§ Task
Within the entries below, find each line containing the word "header" and copy it.

§ Dataset rows describing interfaces
..........

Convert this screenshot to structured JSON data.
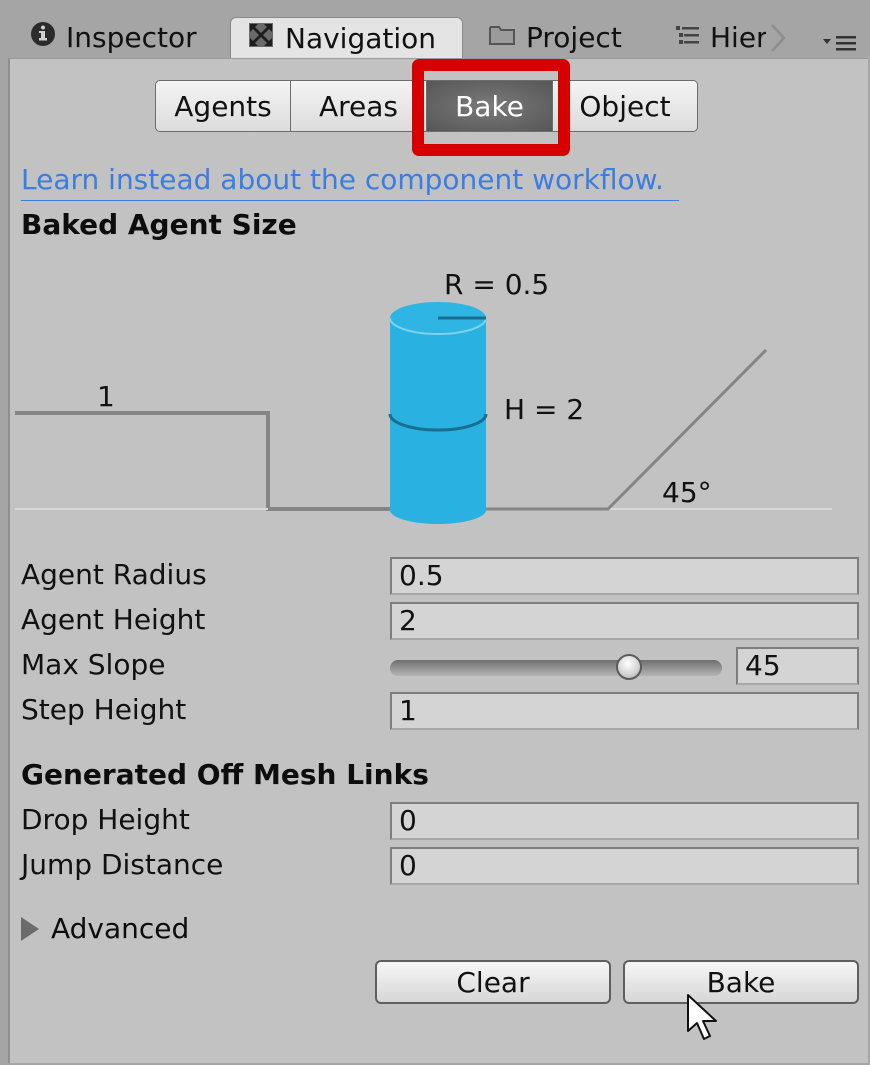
{
  "tabs": [
    {
      "label": "Inspector",
      "icon": "info-icon",
      "active": false
    },
    {
      "label": "Navigation",
      "icon": "navigation-icon",
      "active": true
    },
    {
      "label": "Project",
      "icon": "folder-icon",
      "active": false
    },
    {
      "label": "Hier",
      "icon": "hierarchy-icon",
      "active": false
    }
  ],
  "tab_overflow_icon": "chevron-right-icon",
  "tab_menu_icon": "menu-icon",
  "segments": [
    {
      "label": "Agents",
      "active": false
    },
    {
      "label": "Areas",
      "active": false
    },
    {
      "label": "Bake",
      "active": true
    },
    {
      "label": "Object",
      "active": false
    }
  ],
  "highlight_color": "#d60000",
  "link_text": "Learn instead about the component workflow.",
  "link_color": "#3b7de0",
  "baked_agent_size": {
    "header": "Baked Agent Size",
    "diagram": {
      "radius_label": "R = 0.5",
      "height_label": "H = 2",
      "step_label": "1",
      "slope_label": "45°",
      "agent_color": "#29b2e1"
    },
    "fields": [
      {
        "label": "Agent Radius",
        "value": "0.5"
      },
      {
        "label": "Agent Height",
        "value": "2"
      },
      {
        "label": "Max Slope",
        "value": "45",
        "slider_fraction": 0.74
      },
      {
        "label": "Step Height",
        "value": "1"
      }
    ]
  },
  "off_mesh_links": {
    "header": "Generated Off Mesh Links",
    "fields": [
      {
        "label": "Drop Height",
        "value": "0"
      },
      {
        "label": "Jump Distance",
        "value": "0"
      }
    ]
  },
  "advanced_label": "Advanced",
  "buttons": {
    "clear": "Clear",
    "bake": "Bake"
  }
}
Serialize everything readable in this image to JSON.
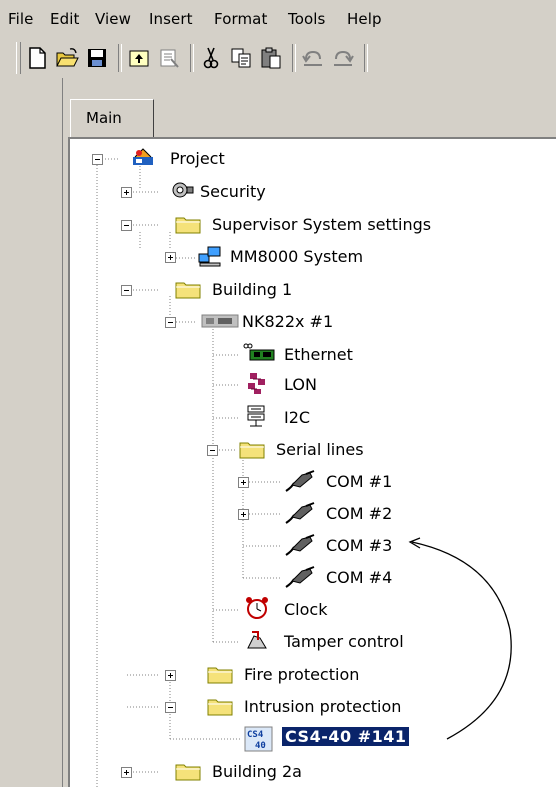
{
  "menubar": {
    "items": [
      {
        "label": "File"
      },
      {
        "label": "Edit"
      },
      {
        "label": "View"
      },
      {
        "label": "Insert"
      },
      {
        "label": "Format"
      },
      {
        "label": "Tools"
      },
      {
        "label": "Help"
      }
    ]
  },
  "toolbar": {
    "buttons": [
      {
        "icon": "new-document-icon"
      },
      {
        "icon": "open-folder-icon"
      },
      {
        "icon": "save-disk-icon"
      },
      {
        "icon": "insert-object-icon"
      },
      {
        "icon": "properties-icon"
      },
      {
        "icon": "cut-scissors-icon"
      },
      {
        "icon": "copy-icon"
      },
      {
        "icon": "paste-icon"
      },
      {
        "icon": "undo-icon"
      },
      {
        "icon": "redo-icon"
      }
    ]
  },
  "tabs": [
    {
      "label": "Main"
    }
  ],
  "tree": {
    "nodes": [
      {
        "label": "Project",
        "icon": "project-icon"
      },
      {
        "label": "Security",
        "icon": "security-icon"
      },
      {
        "label": "Supervisor System settings",
        "icon": "folder-icon"
      },
      {
        "label": "MM8000 System",
        "icon": "computer-icon"
      },
      {
        "label": "Building 1",
        "icon": "folder-icon"
      },
      {
        "label": "NK822x #1",
        "icon": "controller-icon"
      },
      {
        "label": "Ethernet",
        "icon": "ethernet-card-icon"
      },
      {
        "label": "LON",
        "icon": "lon-network-icon"
      },
      {
        "label": "I2C",
        "icon": "i2c-bus-icon"
      },
      {
        "label": "Serial lines",
        "icon": "folder-icon"
      },
      {
        "label": "COM #1",
        "icon": "serial-cable-icon"
      },
      {
        "label": "COM #2",
        "icon": "serial-cable-icon"
      },
      {
        "label": "COM #3",
        "icon": "serial-cable-icon"
      },
      {
        "label": "COM #4",
        "icon": "serial-cable-icon"
      },
      {
        "label": "Clock",
        "icon": "alarm-clock-icon"
      },
      {
        "label": "Tamper control",
        "icon": "tamper-hand-icon"
      },
      {
        "label": "Fire protection",
        "icon": "folder-icon"
      },
      {
        "label": "Intrusion protection",
        "icon": "folder-icon"
      },
      {
        "label": "CS4-40 #141",
        "icon": "cs4-40-module-icon",
        "badge_line1": "CS4",
        "badge_line2": "40",
        "selected": true
      },
      {
        "label": "Building 2a",
        "icon": "folder-icon"
      }
    ]
  },
  "colors": {
    "selection": "#0a246a",
    "background": "#d4d0c8",
    "folder": "#f5e27a"
  }
}
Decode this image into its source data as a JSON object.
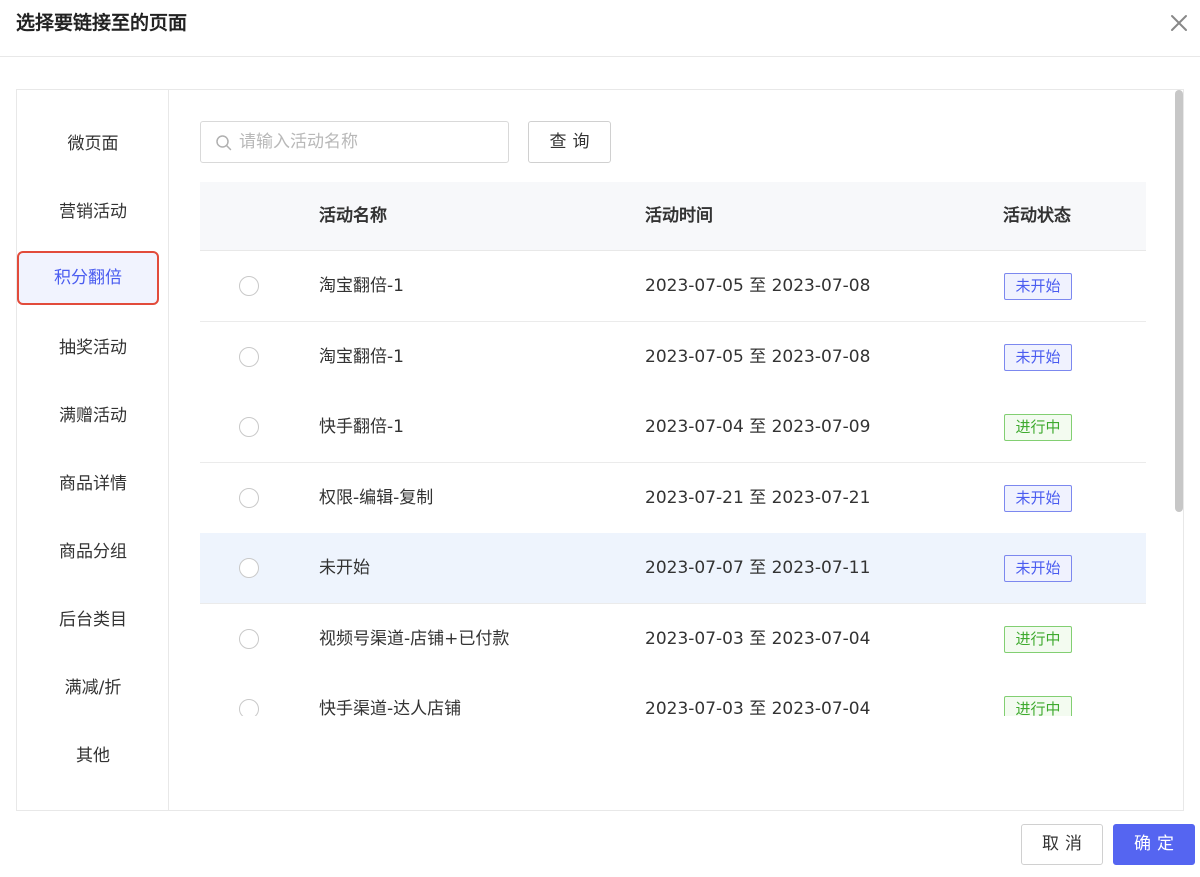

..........

§ Response to the exercise
    "header": "Baked Agent Size",
    "header": "Generated Off Mesh Links",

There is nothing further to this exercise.